On Feb. 19, Jason and Jeannie Tribe watched their home burn. Although the fire didn’t destroy the structure, it ruined most everything the family owned and forced them to suddenly find a new place to live.

Since then, there has been a huge outpouring of support for the family.

“Physically, we’ve been very blessed with plenty of help, plenty of donations,” Jason said.

They were able to find a place to rent and their four children were able to continue going to school. Thanks to the help of Jason’s coworkers, they’ve been given clothes, school supplies and funds to help the family recover.

Carolyn Seemann works with Jason at Xcel Energy’s Prairie Island nuclear power plant. When she and other coworkers found out about the fire, they decided they wanted to do something to help. Seemann contacted Jason’s mother to find out what the most needed items were, then got to work collecting donations. Donation boxes were set up at the power plant, and she started a website where people from other communities who knew the family could also contribute.

The main focus, Seemann said, was to help the Tribe children get back into a somewhat normal life. Dominique Hanson, another coworker, bought new backpacks and school supplies. Others brought in clothing. All of it was done without Jason’s knowing.

“It’s a horrible, horrible thing to go through, and we were so happy that everyone got out alive, even the pets,” Seemann said.

They worked with the United Way of Hastings to make sure the funds were delivered to the family.

When Seemann told Jason about the donations, he was emotional, grateful and sincere.

“I remember, we discussed it over the phone and he said to me, ‘I wish I could hug you,’” Seemann said.

Donating was easy for his coworkers, though, and it took only minutes to think of ways to help.

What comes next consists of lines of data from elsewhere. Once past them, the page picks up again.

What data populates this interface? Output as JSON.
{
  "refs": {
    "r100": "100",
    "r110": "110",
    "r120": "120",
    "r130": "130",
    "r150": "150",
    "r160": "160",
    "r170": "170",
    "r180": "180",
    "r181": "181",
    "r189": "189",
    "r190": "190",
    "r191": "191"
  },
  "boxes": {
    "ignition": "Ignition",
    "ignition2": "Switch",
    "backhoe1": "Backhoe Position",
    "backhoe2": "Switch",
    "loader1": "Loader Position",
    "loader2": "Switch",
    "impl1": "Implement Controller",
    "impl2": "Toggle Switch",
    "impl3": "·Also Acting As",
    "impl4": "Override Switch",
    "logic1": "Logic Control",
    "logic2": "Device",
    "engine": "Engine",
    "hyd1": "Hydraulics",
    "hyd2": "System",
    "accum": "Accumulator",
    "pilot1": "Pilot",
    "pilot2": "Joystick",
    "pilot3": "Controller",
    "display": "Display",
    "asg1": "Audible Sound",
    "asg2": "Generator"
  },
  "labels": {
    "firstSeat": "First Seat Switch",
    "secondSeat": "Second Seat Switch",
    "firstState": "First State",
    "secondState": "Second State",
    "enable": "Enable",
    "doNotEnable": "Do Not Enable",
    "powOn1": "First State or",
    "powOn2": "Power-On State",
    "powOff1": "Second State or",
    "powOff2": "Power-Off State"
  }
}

“Jason would do the same thing for anybody else in the same situation,” Seemann said.

She’s also making sure that, as the shock of the fire fades, people don’t forget about the family.

“I want them to know they continuously have support,” she said.

The Tribe family has been overwhelmed by the support and is extremely grateful.

“I don’t think we understood what gratitude was (before the fire),” Jeannie said.

Now, the family is working to rebuild their home and their life. The house, built in 1880, will have to be rebuilt entirely on the inside, but the overall structure is still fine, Jeannie said.

“We’re slowly but surely getting back to normal,” she said.

The hardest part has been coping emotionally, Jason said. That, he said, he expects to get even harder as the family starts to take inventory of the things they’ve lost.

On a bright note, though, they did find some family photos that escaped damage in the basement. Water from firefighters’ hoses left most of the basement soaked, but these photos had been stored in a plastic container. Since they were protected and below the fire and smoke, some of the photos were able to be salvaged.